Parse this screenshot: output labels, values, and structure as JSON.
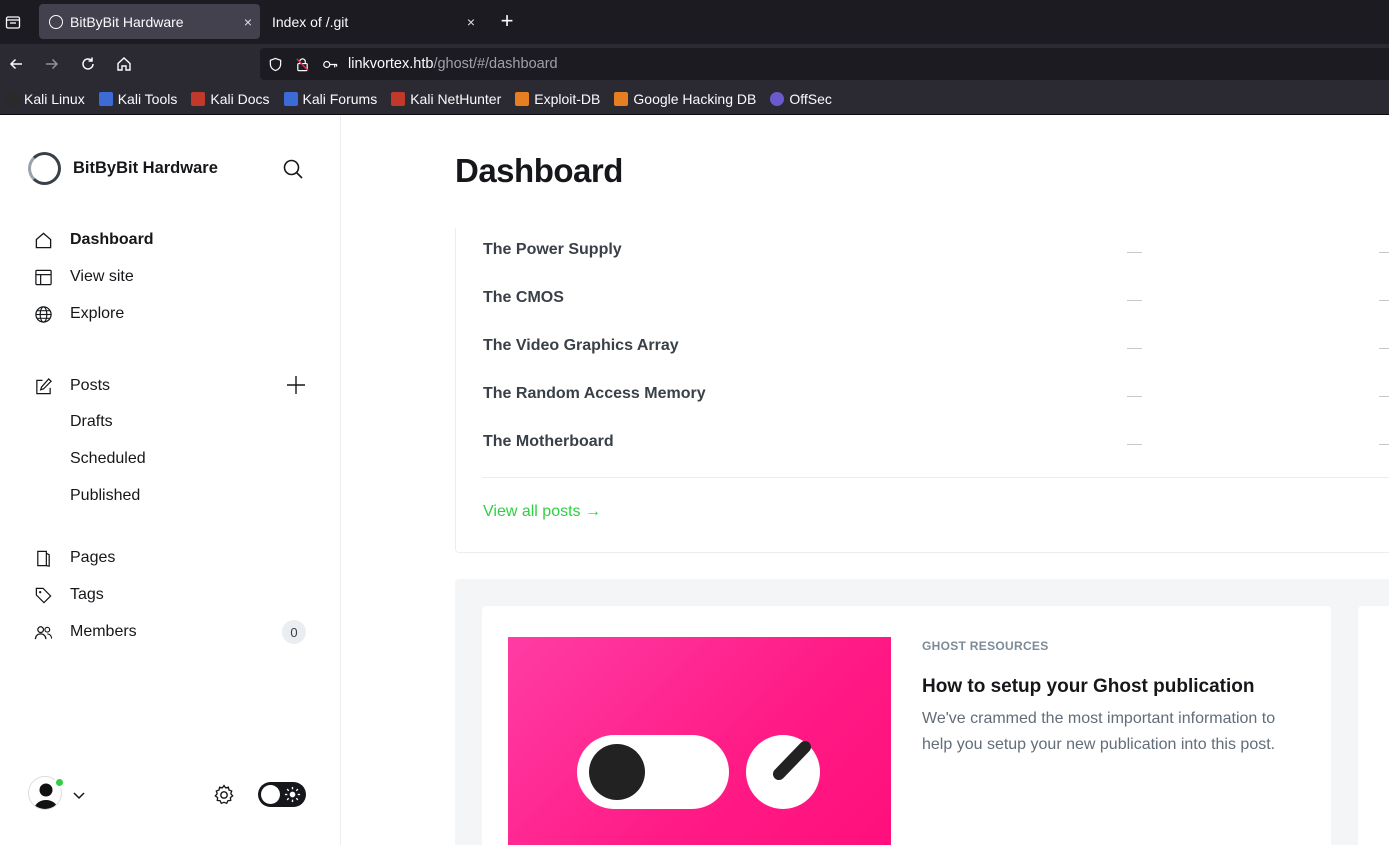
{
  "browser": {
    "tabs": [
      {
        "title": "BitByBit Hardware",
        "active": true
      },
      {
        "title": "Index of /.git",
        "active": false
      }
    ],
    "close_glyph": "×",
    "new_tab_glyph": "+",
    "url_host": "linkvortex.htb",
    "url_path": "/ghost/#/dashboard",
    "bookmarks": [
      {
        "label": "Kali Linux",
        "color": "#2a2a2a"
      },
      {
        "label": "Kali Tools",
        "color": "#3d6bd6"
      },
      {
        "label": "Kali Docs",
        "color": "#c0392b"
      },
      {
        "label": "Kali Forums",
        "color": "#3d6bd6"
      },
      {
        "label": "Kali NetHunter",
        "color": "#c0392b"
      },
      {
        "label": "Exploit-DB",
        "color": "#e67e22"
      },
      {
        "label": "Google Hacking DB",
        "color": "#e67e22"
      },
      {
        "label": "OffSec",
        "color": "#6a5acd"
      }
    ]
  },
  "sidebar": {
    "brand": "BitByBit Hardware",
    "nav": [
      {
        "label": "Dashboard",
        "icon": "home-icon"
      },
      {
        "label": "View site",
        "icon": "layout-icon"
      },
      {
        "label": "Explore",
        "icon": "globe-icon"
      }
    ],
    "posts": {
      "label": "Posts",
      "icon": "edit-icon"
    },
    "post_sub": [
      "Drafts",
      "Scheduled",
      "Published"
    ],
    "content": [
      {
        "label": "Pages",
        "icon": "page-icon"
      },
      {
        "label": "Tags",
        "icon": "tag-icon"
      },
      {
        "label": "Members",
        "icon": "members-icon"
      }
    ],
    "members_count": "0"
  },
  "main": {
    "title": "Dashboard",
    "posts": [
      "The Power Supply",
      "The CMOS",
      "The Video Graphics Array",
      "The Random Access Memory",
      "The Motherboard"
    ],
    "view_all": "View all posts →",
    "resources": {
      "tag": "GHOST RESOURCES",
      "title": "How to setup your Ghost publication",
      "desc": "We've crammed the most important information to help you setup your new publication into this post."
    }
  },
  "colors": {
    "accent": "#30cf43",
    "resource_image": "#ff1a85"
  }
}
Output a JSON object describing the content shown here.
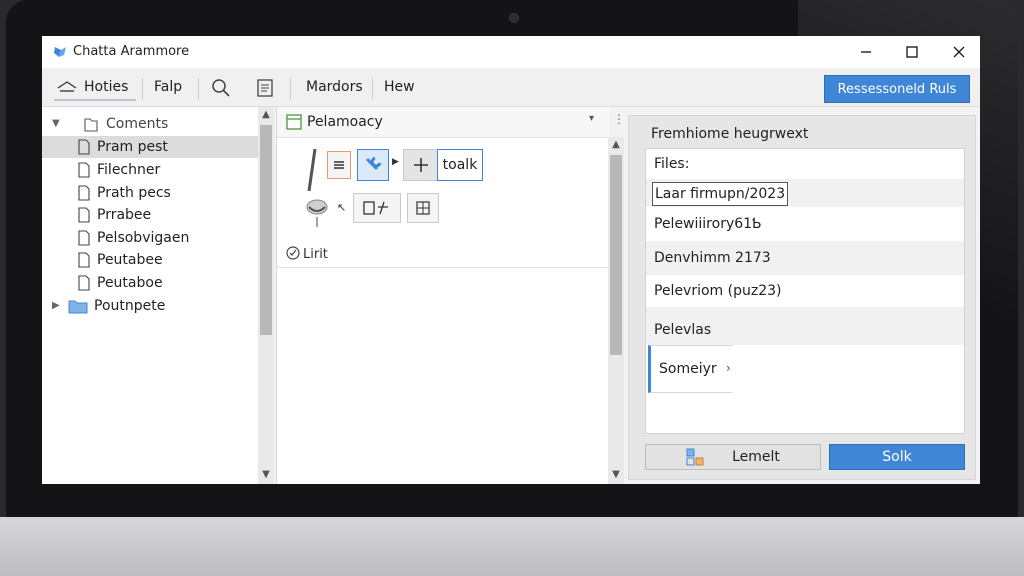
{
  "window": {
    "title": "Chatta Arammore"
  },
  "toolbar": {
    "home_label": "Hoties",
    "help_label": "Falp",
    "markers_label": "Mardors",
    "hew_label": "Hew",
    "primary_label": "Ressessoneld Ruls"
  },
  "tree": {
    "root_label": "Coments",
    "items": [
      {
        "label": "Pram pest"
      },
      {
        "label": "Filechner"
      },
      {
        "label": "Prath pecs"
      },
      {
        "label": "Prrabee"
      },
      {
        "label": "Pelsobvigaen"
      },
      {
        "label": "Peutabee"
      },
      {
        "label": "Peutaboe"
      }
    ],
    "folder_label": "Poutnpete"
  },
  "middle": {
    "title": "Pelamoacy",
    "tool_label": "toalk",
    "list_label": "Lirit"
  },
  "right": {
    "heading": "Fremhiome heugrwext",
    "files_label": "Files:",
    "field_value": "Laar firmupn/2023",
    "rows": [
      {
        "label": "Pelewiiirory61Ƅ"
      },
      {
        "label": "Denvhimm 2173"
      },
      {
        "label": "Pelevriom (puz23)"
      },
      {
        "label": "Pelevlas"
      }
    ],
    "selected_label": "Someiyr",
    "btn_secondary": "Lemelt",
    "btn_primary": "Solk"
  },
  "colors": {
    "accent": "#3f86d6",
    "bezel": "#141416"
  }
}
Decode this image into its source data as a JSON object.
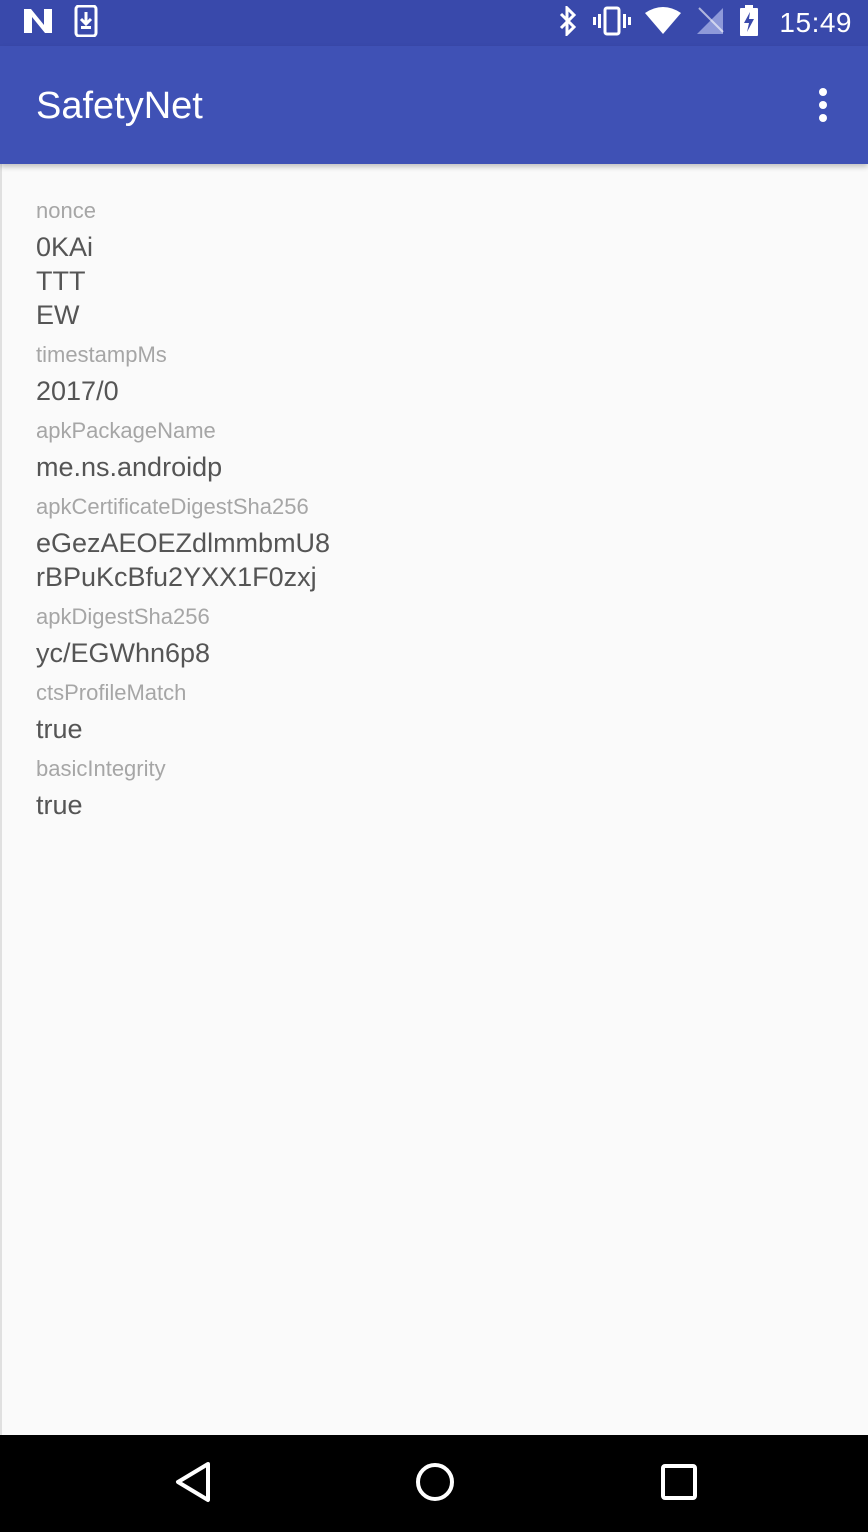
{
  "status_bar": {
    "time": "15:49",
    "icons": [
      "notification-n-icon",
      "download-icon",
      "bluetooth-icon",
      "vibrate-icon",
      "wifi-icon",
      "no-sim-icon",
      "battery-charging-icon"
    ]
  },
  "app_bar": {
    "title": "SafetyNet",
    "menu_icon": "more-vert-icon"
  },
  "fields": [
    {
      "label": "nonce",
      "value": "0KAi\nTTT\nEW"
    },
    {
      "label": "timestampMs",
      "value": "2017/0"
    },
    {
      "label": "apkPackageName",
      "value": "me.ns.androidp"
    },
    {
      "label": "apkCertificateDigestSha256",
      "value": "eGezAEOEZdlmmbmU8\nrBPuKcBfu2YXX1F0zxj"
    },
    {
      "label": "apkDigestSha256",
      "value": "yc/EGWhn6p8"
    },
    {
      "label": "ctsProfileMatch",
      "value": "true"
    },
    {
      "label": "basicIntegrity",
      "value": "true"
    }
  ],
  "nav_bar": {
    "icons": [
      "back-icon",
      "home-icon",
      "recents-icon"
    ]
  },
  "colors": {
    "status_bar": "#3949ab",
    "app_bar": "#3f51b5",
    "background": "#fafafa",
    "label": "#a6a6a6",
    "value": "#555555"
  }
}
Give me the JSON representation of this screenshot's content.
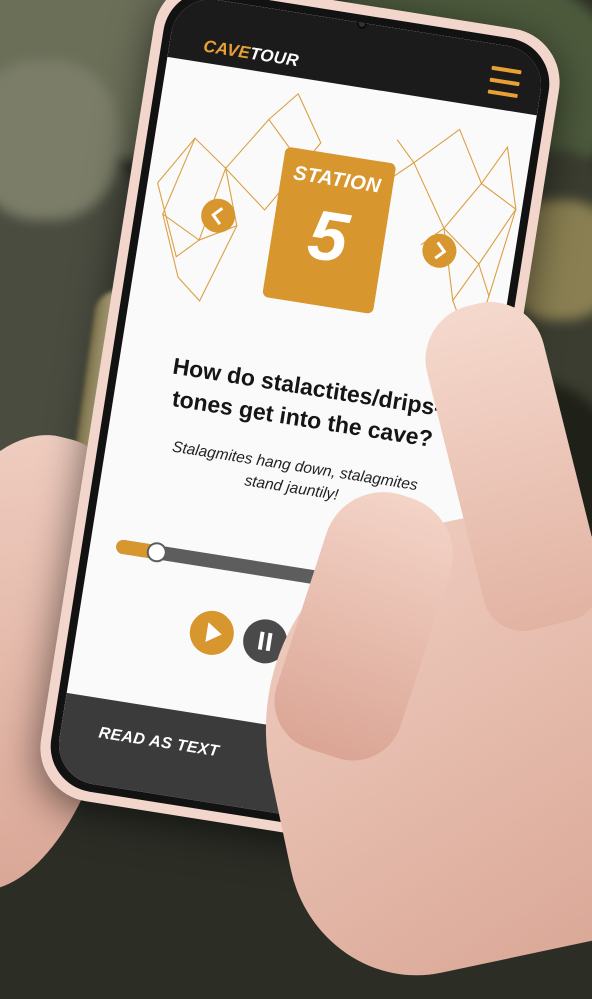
{
  "app": {
    "brand_part1": "CAVE",
    "brand_part2": "TOUR",
    "menu_icon": "hamburger-icon"
  },
  "station": {
    "label": "STATION",
    "number": "5",
    "prev_icon": "chevron-left-icon",
    "next_icon": "chevron-right-icon"
  },
  "content": {
    "question": "How do stalactites/drips-tones get into the cave?",
    "answer": "Stalagmites hang down, stalagmites stand jauntily!"
  },
  "player": {
    "progress_fraction": 0.13,
    "play_icon": "play-icon",
    "pause_icon": "pause-icon"
  },
  "footer": {
    "read_as_text": "READ AS TEXT"
  },
  "colors": {
    "accent": "#d8962e",
    "topbar": "#1b1b1b",
    "panel": "#3b3b3b"
  }
}
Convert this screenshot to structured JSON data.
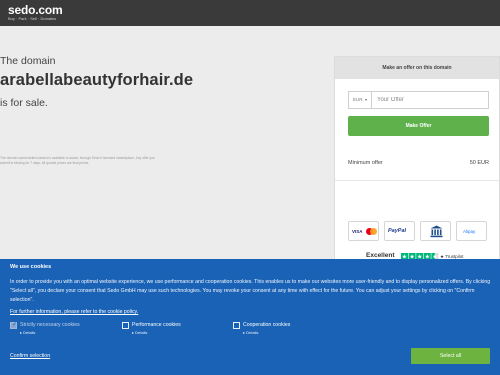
{
  "header": {
    "logo": "sedo.com",
    "tagline": "Buy · Park · Sell · Domains"
  },
  "landing": {
    "intro": "The domain",
    "domain": "arabellabeautyforhair.de",
    "sale": "is for sale.",
    "finetext": "The domain owner/seller/contact is available to assist, through Sedo it licensed marketplace. Any offer you submit is binding for 7 days. All quoted prices are final prices."
  },
  "offer": {
    "heading": "Make an offer on this domain",
    "currency": "EUR",
    "input_placeholder": "Your Offer",
    "button": "Make Offer",
    "min_label": "Minimum offer",
    "min_value": "50 EUR"
  },
  "payments": {
    "visa": "VISA",
    "paypal": "PayPal",
    "alipay": "Alipay"
  },
  "trust": {
    "label": "Excellent",
    "brand": "★ Trustpilot"
  },
  "cookie": {
    "title": "We use cookies",
    "body": "In order to provide you with an optimal website experience, we use performance and cooperation cookies. This enables us to make our websites more user-friendly and to display personalized offers. By clicking \"Select all\", you declare your consent that Sedo GmbH may use such technologies. You may revoke your consent at any time with effect for the future. You can adjust your settings by clicking on \"Confirm selection\".",
    "link": "For further information, please refer to the cookie policy.",
    "options": [
      {
        "label": "Strictly necessary cookies",
        "details": "▸ Details"
      },
      {
        "label": "Performance cookies",
        "details": "▸ Details"
      },
      {
        "label": "Cooperation cookies",
        "details": "▸ Details"
      }
    ],
    "confirm": "Confirm selection",
    "select_all": "Select all"
  },
  "colors": {
    "header_bg": "#3a3a3a",
    "accent_green": "#5fb14c",
    "cookie_blue": "#1a62b6",
    "trust_green": "#00b67a"
  }
}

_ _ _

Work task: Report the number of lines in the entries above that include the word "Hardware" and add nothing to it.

Answer: 2